YOUR INSTRUCTIONS:
Scan the entries and state how many lines contain "Onshape". Write no other text.

*** SUPPLIED MATERIAL Section Begins ***

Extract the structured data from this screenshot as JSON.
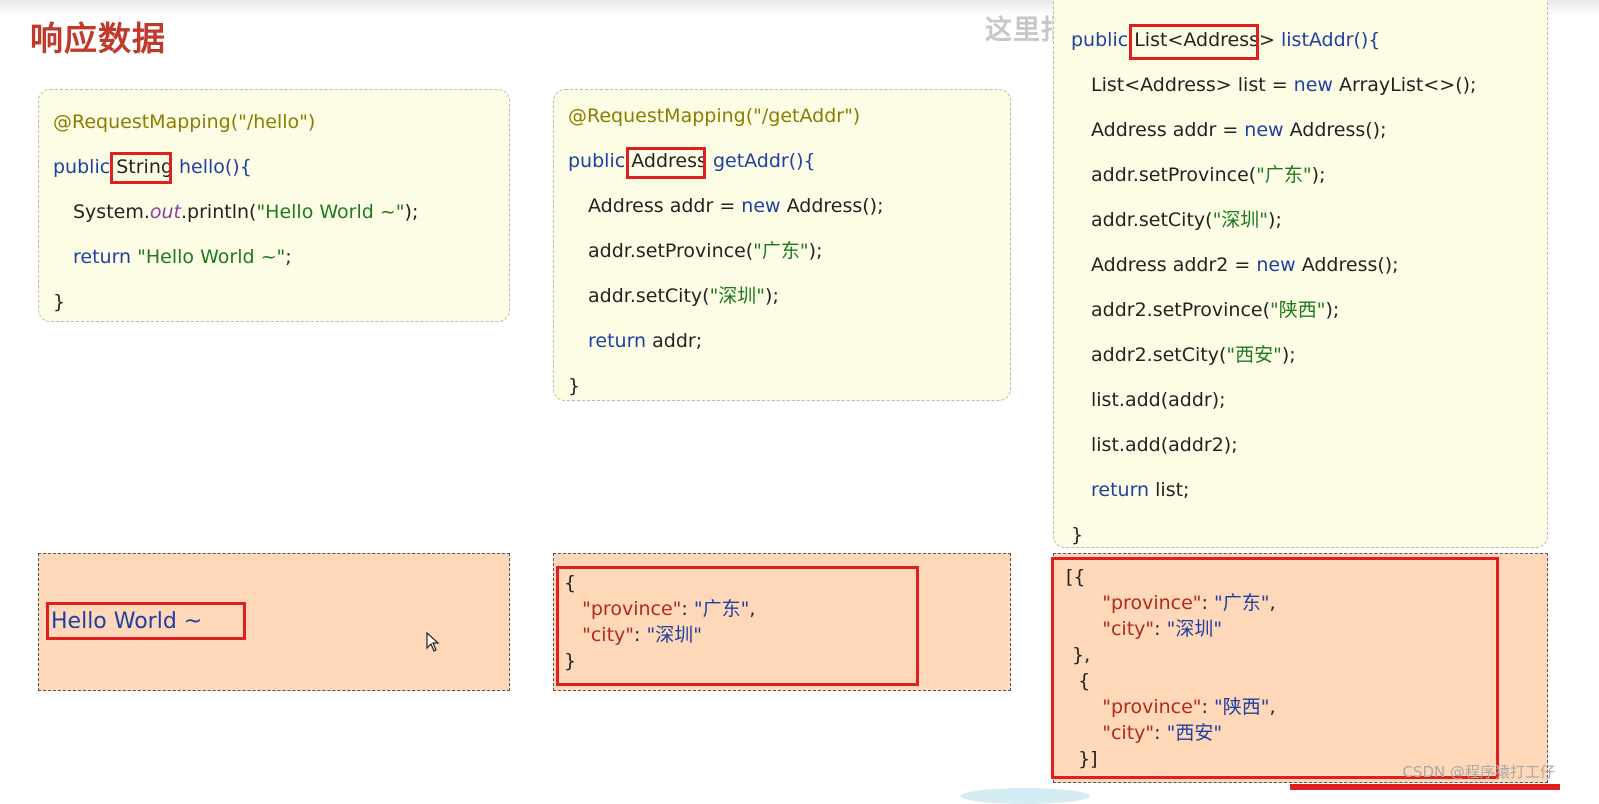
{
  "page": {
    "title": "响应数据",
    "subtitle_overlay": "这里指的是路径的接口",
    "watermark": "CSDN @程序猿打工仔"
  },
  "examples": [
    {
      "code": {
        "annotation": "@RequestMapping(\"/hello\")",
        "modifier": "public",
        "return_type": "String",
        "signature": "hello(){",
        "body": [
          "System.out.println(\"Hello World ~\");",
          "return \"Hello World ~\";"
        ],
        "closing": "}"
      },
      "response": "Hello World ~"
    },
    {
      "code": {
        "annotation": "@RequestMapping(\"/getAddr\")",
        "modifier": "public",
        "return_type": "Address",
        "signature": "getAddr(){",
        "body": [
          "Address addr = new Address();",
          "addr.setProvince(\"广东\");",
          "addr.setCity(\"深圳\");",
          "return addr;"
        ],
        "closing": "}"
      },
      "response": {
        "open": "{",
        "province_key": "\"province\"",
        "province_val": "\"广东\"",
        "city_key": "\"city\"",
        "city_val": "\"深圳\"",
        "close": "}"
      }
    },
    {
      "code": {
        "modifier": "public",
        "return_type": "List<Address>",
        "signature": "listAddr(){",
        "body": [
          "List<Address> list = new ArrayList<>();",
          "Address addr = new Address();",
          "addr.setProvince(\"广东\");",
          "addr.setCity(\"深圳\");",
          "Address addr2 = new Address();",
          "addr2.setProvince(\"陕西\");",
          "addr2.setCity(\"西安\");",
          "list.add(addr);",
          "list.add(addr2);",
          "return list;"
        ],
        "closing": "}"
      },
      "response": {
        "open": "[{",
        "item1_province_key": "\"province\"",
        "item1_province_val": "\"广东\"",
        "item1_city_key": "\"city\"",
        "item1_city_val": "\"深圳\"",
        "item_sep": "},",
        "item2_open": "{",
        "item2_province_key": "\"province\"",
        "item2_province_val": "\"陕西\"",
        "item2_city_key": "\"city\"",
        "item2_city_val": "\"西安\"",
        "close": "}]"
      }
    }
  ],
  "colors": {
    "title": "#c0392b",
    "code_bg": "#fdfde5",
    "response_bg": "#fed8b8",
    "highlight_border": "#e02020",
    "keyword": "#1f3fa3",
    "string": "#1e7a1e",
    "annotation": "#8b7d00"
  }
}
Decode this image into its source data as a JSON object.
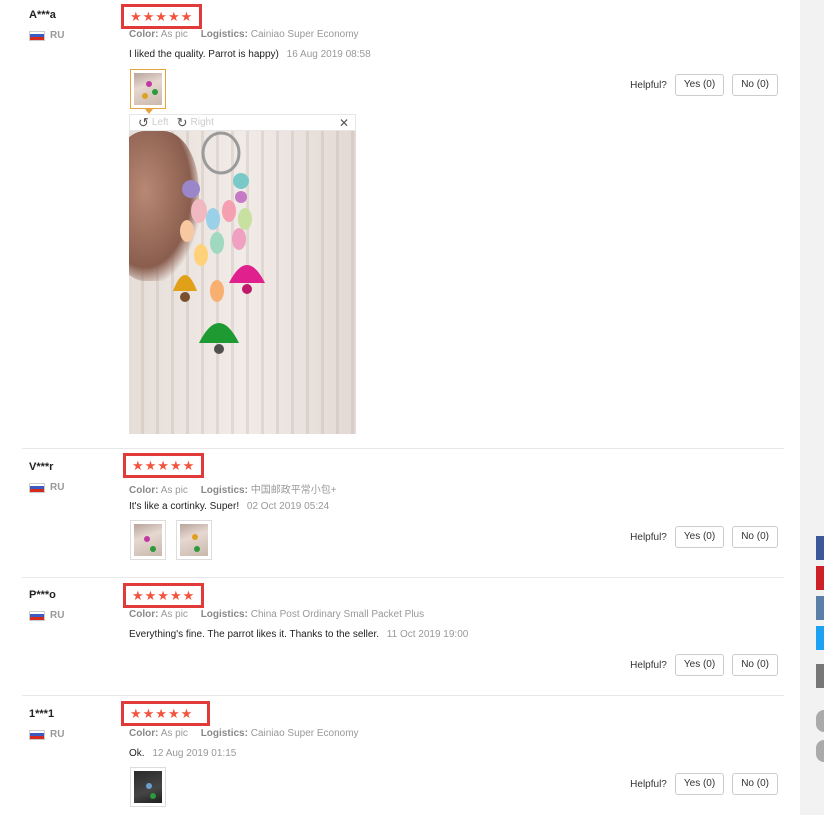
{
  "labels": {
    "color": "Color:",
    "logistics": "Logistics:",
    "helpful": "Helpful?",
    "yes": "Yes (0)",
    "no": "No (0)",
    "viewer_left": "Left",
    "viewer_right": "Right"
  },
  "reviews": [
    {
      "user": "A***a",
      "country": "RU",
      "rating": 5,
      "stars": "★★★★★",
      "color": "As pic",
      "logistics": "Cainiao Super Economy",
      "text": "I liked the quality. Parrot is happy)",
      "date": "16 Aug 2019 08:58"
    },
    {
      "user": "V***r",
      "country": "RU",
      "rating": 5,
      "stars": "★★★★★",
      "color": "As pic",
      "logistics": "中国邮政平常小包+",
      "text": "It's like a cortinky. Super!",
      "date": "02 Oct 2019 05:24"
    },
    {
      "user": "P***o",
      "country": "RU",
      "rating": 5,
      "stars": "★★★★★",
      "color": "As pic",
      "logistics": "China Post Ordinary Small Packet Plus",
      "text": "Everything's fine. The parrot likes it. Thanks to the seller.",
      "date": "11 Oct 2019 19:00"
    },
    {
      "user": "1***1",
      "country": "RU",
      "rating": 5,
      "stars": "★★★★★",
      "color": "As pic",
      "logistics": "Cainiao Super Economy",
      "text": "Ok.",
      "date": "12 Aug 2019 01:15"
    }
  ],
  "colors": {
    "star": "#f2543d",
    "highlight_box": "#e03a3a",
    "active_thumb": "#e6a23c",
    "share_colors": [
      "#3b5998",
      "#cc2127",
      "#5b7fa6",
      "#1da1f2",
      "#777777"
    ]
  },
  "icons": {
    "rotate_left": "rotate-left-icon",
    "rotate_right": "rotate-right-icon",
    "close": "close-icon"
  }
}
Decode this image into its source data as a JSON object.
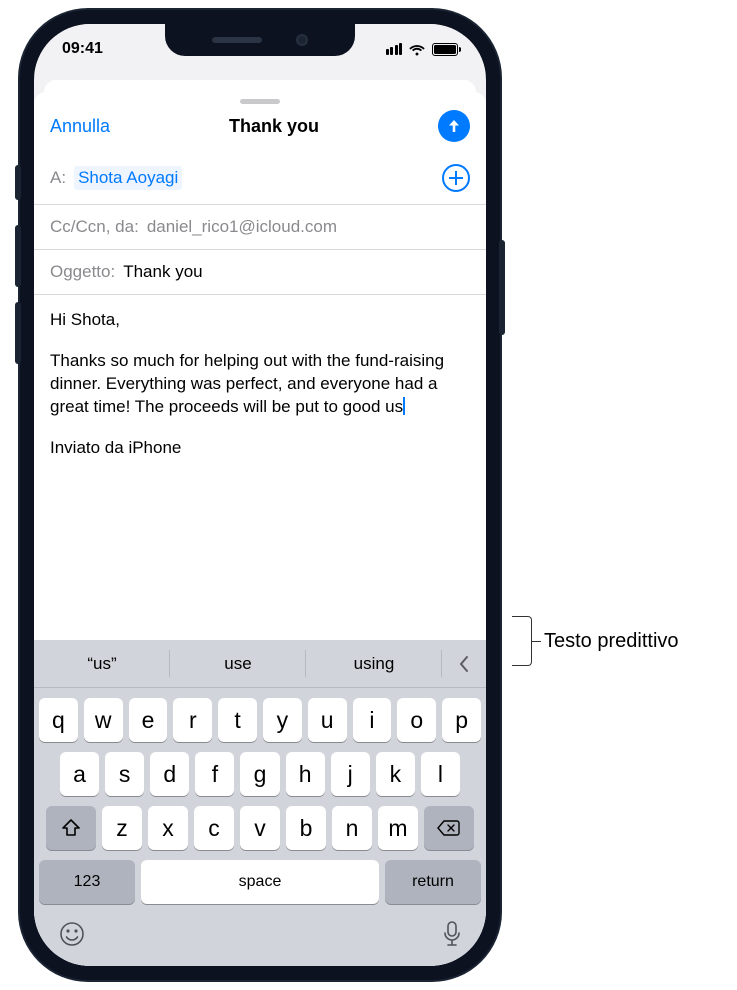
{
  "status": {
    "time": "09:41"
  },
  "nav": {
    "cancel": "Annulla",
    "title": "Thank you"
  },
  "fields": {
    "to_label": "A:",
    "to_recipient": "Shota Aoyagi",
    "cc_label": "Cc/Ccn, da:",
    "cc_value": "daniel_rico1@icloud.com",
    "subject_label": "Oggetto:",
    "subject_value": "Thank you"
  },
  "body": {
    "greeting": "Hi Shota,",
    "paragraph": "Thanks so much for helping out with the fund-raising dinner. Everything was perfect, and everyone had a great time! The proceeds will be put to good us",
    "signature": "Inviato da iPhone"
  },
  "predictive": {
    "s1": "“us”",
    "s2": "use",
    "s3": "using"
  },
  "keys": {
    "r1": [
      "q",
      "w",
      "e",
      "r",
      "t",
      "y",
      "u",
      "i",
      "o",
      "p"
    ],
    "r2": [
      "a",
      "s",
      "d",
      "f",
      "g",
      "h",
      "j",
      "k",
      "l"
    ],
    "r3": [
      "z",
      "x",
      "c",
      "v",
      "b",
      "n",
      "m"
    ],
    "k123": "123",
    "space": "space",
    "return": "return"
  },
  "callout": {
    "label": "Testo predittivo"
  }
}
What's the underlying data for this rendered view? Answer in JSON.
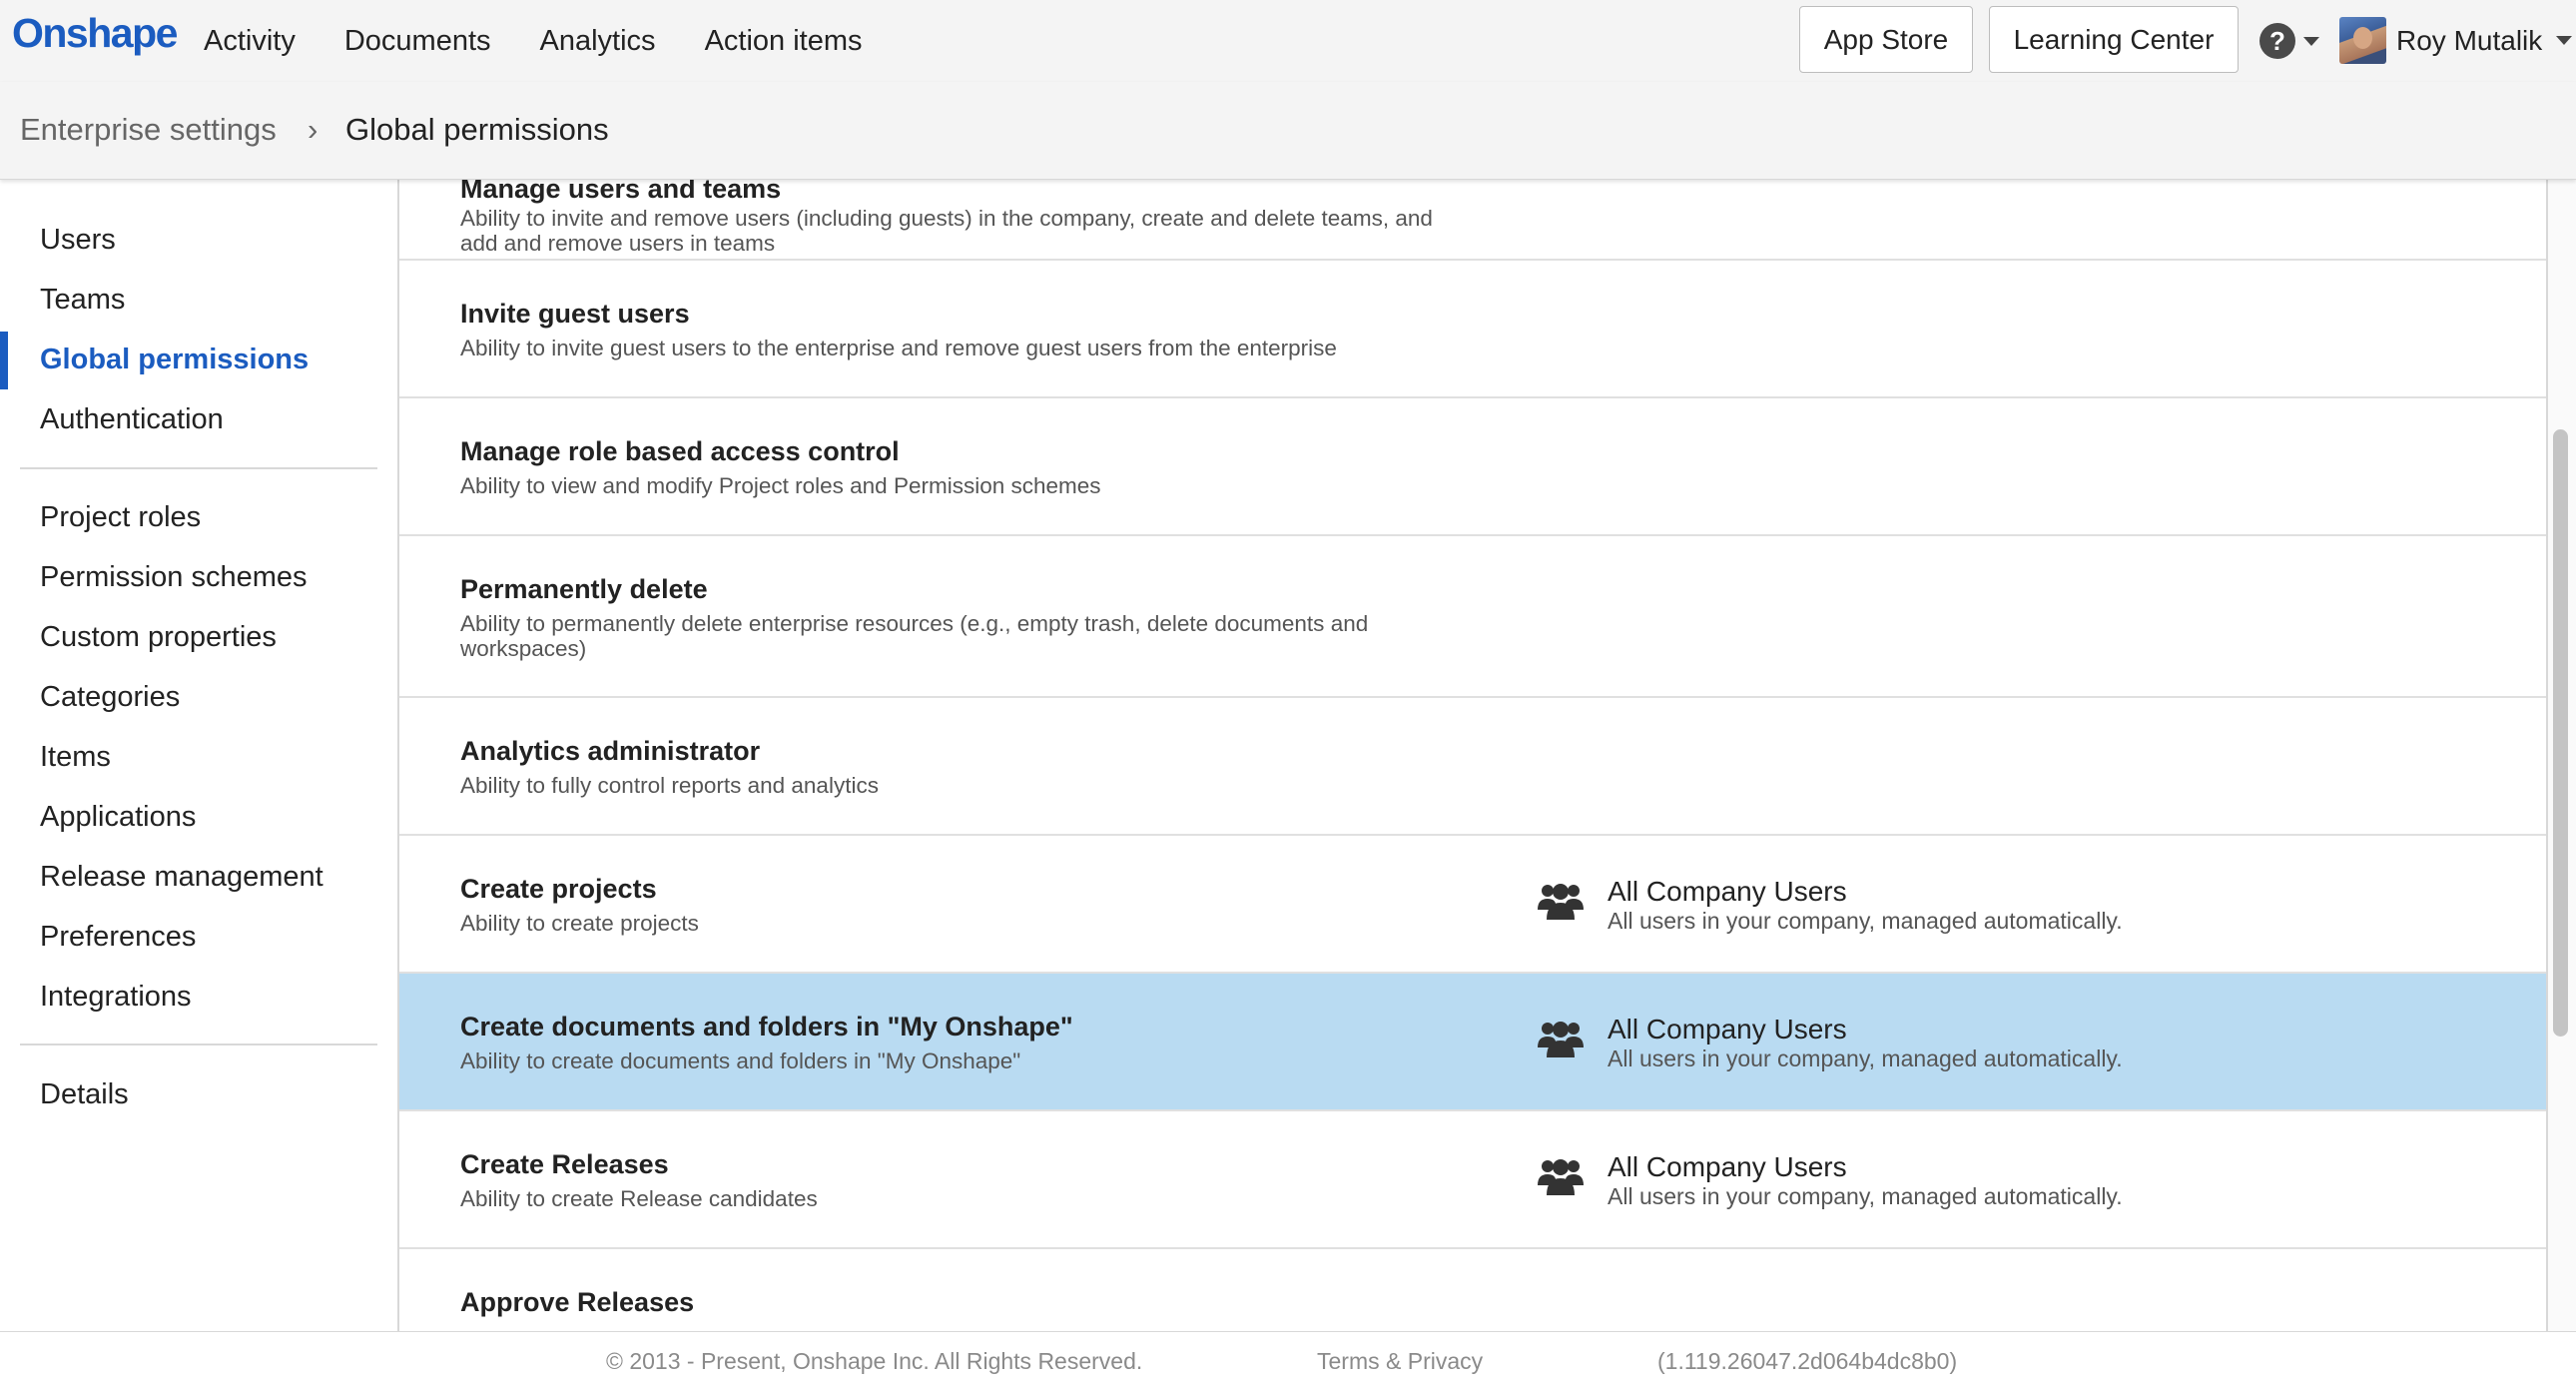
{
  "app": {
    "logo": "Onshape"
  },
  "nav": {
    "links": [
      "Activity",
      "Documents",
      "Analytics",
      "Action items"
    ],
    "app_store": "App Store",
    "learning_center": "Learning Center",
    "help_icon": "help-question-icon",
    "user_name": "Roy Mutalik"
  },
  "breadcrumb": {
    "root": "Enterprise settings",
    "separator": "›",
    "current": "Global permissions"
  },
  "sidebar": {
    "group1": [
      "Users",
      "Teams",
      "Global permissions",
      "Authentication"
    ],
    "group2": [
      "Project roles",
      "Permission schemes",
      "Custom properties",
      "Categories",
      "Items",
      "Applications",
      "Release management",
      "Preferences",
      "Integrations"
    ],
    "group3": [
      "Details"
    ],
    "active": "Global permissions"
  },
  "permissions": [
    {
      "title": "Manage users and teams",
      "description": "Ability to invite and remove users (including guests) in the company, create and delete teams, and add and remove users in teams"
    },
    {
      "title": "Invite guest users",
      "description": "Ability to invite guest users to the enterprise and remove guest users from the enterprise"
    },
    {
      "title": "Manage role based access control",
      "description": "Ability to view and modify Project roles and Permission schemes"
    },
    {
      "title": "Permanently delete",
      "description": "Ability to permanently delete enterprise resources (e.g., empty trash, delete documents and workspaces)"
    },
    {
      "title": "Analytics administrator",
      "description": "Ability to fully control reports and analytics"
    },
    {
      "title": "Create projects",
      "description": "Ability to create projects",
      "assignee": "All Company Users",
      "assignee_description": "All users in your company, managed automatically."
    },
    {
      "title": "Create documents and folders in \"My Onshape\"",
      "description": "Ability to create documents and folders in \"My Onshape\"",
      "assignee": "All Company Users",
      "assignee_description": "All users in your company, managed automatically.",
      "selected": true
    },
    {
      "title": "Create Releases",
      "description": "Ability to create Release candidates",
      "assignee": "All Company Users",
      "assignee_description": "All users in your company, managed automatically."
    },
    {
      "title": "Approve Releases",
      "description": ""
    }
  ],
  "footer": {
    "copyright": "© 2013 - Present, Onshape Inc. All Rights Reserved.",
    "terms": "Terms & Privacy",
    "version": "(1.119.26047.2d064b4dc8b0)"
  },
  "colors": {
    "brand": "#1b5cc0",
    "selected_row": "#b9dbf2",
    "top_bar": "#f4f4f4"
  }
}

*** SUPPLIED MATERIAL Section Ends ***

REPLY:
4